As some of my friends know, I’ve been working on creating a photography studio in the past few months. Things are slowly coming together and I have begun snapping a few “practice” studio portraits, one of which I’ve attached to this blog. I’m really excited about opening up a portrait studio because it is giving me and Austin Americana Photography a new outlet for photographic creativity in a whole new environment. A studio allows a photographer to slow the action down a little bit and create a special style and a mood in a quiet space that the normal action and excitement of a wedding or other event sometimes miss.
This weekend as I began making all the necessary preparations for lighting and equipment in the new home portrait studio that has been assembled, my wonderful wife agreed to be my “on-the-spot” model. She quickly sat in for me as I tried out a couple of lighting techniques and perfected the lighting intensity in front of the black muslin cloth prior to the arrival of my maternity client. I really like this particular photo because not only do I love black and white, but I also love the minimalistic lighting technique that is created by using only one or two small lights. It creates a special mood that is quiet and deep, capturing what is ethereal and emotional about the photographic subject. It lends simplicity to the subject and yet brings out a raw, calming quality that words don’t really do justice.
I’m not sure if my lovely wife approves of the photo, but I’m posting it because I love the image. One other note: my wife did not prepare for the shoot in any way, with makeup or getting ready. She is simply as she would be on any given Sunday afternoon around our home. The photo is a snapshot in time of the real her. It’s genuine and it’s honest.
I frequently get requests by my photography clients to “Photoshop” – in or out something related to a photograph. This could be a bad tan, skin blemishes, teethe whitening or any number of other issues that can make people self conscious about their photograph.
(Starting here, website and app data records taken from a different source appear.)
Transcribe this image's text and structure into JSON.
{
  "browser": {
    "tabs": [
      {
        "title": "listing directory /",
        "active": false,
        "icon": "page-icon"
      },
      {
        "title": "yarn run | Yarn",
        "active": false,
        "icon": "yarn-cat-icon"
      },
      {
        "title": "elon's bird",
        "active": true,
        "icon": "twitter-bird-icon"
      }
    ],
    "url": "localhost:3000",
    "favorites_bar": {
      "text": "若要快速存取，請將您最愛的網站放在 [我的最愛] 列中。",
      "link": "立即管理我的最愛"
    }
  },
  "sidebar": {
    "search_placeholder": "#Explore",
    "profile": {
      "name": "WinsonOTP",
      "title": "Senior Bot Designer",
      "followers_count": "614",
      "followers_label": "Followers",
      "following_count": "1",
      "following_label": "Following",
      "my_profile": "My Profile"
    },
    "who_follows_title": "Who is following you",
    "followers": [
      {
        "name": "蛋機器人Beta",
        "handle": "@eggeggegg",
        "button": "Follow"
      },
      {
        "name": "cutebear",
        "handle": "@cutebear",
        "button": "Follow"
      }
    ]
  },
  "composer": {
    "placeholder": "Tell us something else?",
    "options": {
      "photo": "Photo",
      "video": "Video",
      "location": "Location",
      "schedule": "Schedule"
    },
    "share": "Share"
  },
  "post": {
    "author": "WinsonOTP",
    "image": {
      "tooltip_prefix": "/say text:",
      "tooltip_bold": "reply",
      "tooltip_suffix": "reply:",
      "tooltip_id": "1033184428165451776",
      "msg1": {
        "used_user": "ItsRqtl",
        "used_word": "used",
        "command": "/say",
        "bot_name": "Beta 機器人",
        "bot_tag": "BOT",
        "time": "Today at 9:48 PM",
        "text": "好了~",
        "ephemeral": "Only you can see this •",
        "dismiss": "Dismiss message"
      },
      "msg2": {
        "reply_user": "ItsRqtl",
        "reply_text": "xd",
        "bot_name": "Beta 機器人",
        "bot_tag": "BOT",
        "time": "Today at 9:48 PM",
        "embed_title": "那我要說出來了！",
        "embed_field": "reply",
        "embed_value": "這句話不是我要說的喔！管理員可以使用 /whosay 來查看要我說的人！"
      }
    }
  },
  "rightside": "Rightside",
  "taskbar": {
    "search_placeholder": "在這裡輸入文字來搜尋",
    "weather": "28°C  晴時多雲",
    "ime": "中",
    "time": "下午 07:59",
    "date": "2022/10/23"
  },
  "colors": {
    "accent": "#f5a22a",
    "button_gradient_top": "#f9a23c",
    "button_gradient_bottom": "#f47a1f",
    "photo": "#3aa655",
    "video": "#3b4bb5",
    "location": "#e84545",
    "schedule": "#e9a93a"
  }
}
There are definitely some amazing things that you can do with Adobe’s famous Photoshop software, but my studio doesn’t use it. We use Adobe Lightroom – a powerful photo editor and manager for photographers who take lots of photos, especially for wedding photographers like myself. Although Lightroom doesn’t have the breadth of options provided in Photoshop, it still allows photographers to make amazing edits to photographs. Recently I photographed individuals for portrait sessions where the photograph would be featured in highly circulated publications (read: magazine). That means that my clients not only wanted to look their best, but they wanted to look even better – and that’s where the magic of photo editing comes in.
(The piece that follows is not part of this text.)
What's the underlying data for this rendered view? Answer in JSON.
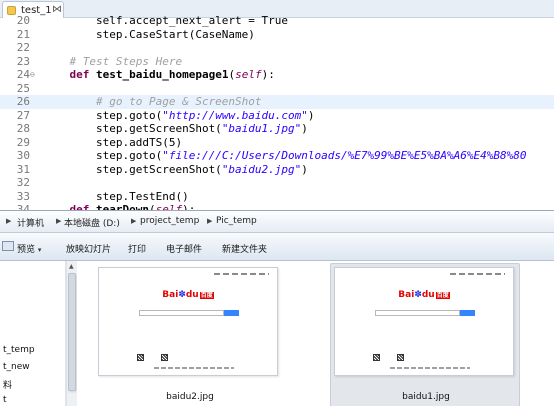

Originally, when I visualized writing this blog I wanted to talk about the specifics of what I did during the editing process and show the before and after photos of my clients. But there is such a marked, visual improvement when comparing the original photo and the processed photo that I decided against showing the original, mostly to avoid being flogged by my clients – which is a good thing! 🙂 Why? Well, first of all I don’t enjoy getting flogged and not getting flogged is always a good thing. Second, I’ve noticed that such impressive improvements in a persons portrait always brings about smiles and a sense of well being in the client. Everyone wants to look and feel 10 years younger, so when I can provide a little help in that department I’m always glad to do so.
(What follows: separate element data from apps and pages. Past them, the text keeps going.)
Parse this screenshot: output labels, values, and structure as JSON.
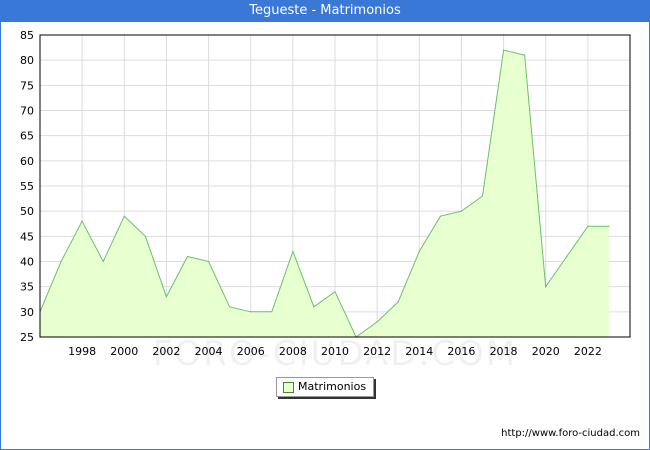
{
  "title": "Tegueste - Matrimonios",
  "source_url": "http://www.foro-ciudad.com",
  "watermark": "FORO-CIUDAD.COM",
  "colors": {
    "title_bar": "#3a78d8",
    "area_fill": "#e8ffd0",
    "area_line": "#6ac06a",
    "grid": "#dddddd"
  },
  "chart_data": {
    "type": "area",
    "title": "Tegueste - Matrimonios",
    "xlabel": "",
    "ylabel": "",
    "x_ticks": [
      1998,
      2000,
      2002,
      2004,
      2006,
      2008,
      2010,
      2012,
      2014,
      2016,
      2018,
      2020,
      2022
    ],
    "y_ticks": [
      25,
      30,
      35,
      40,
      45,
      50,
      55,
      60,
      65,
      70,
      75,
      80,
      85
    ],
    "xlim": [
      1996,
      2024
    ],
    "ylim": [
      25,
      85
    ],
    "grid": true,
    "legend_position": "bottom-center",
    "series": [
      {
        "name": "Matrimonios",
        "x": [
          1996,
          1997,
          1998,
          1999,
          2000,
          2001,
          2002,
          2003,
          2004,
          2005,
          2006,
          2007,
          2008,
          2009,
          2010,
          2011,
          2012,
          2013,
          2014,
          2015,
          2016,
          2017,
          2018,
          2019,
          2020,
          2021,
          2022,
          2023
        ],
        "values": [
          30,
          40,
          48,
          40,
          49,
          45,
          33,
          41,
          40,
          31,
          30,
          30,
          42,
          31,
          34,
          25,
          28,
          32,
          42,
          49,
          50,
          53,
          82,
          81,
          35,
          41,
          47,
          47
        ]
      }
    ]
  }
}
Like I said, these are the “after” photos, subsequent to the editing process. I was very pleased with the outcome and I hope that my clients were too.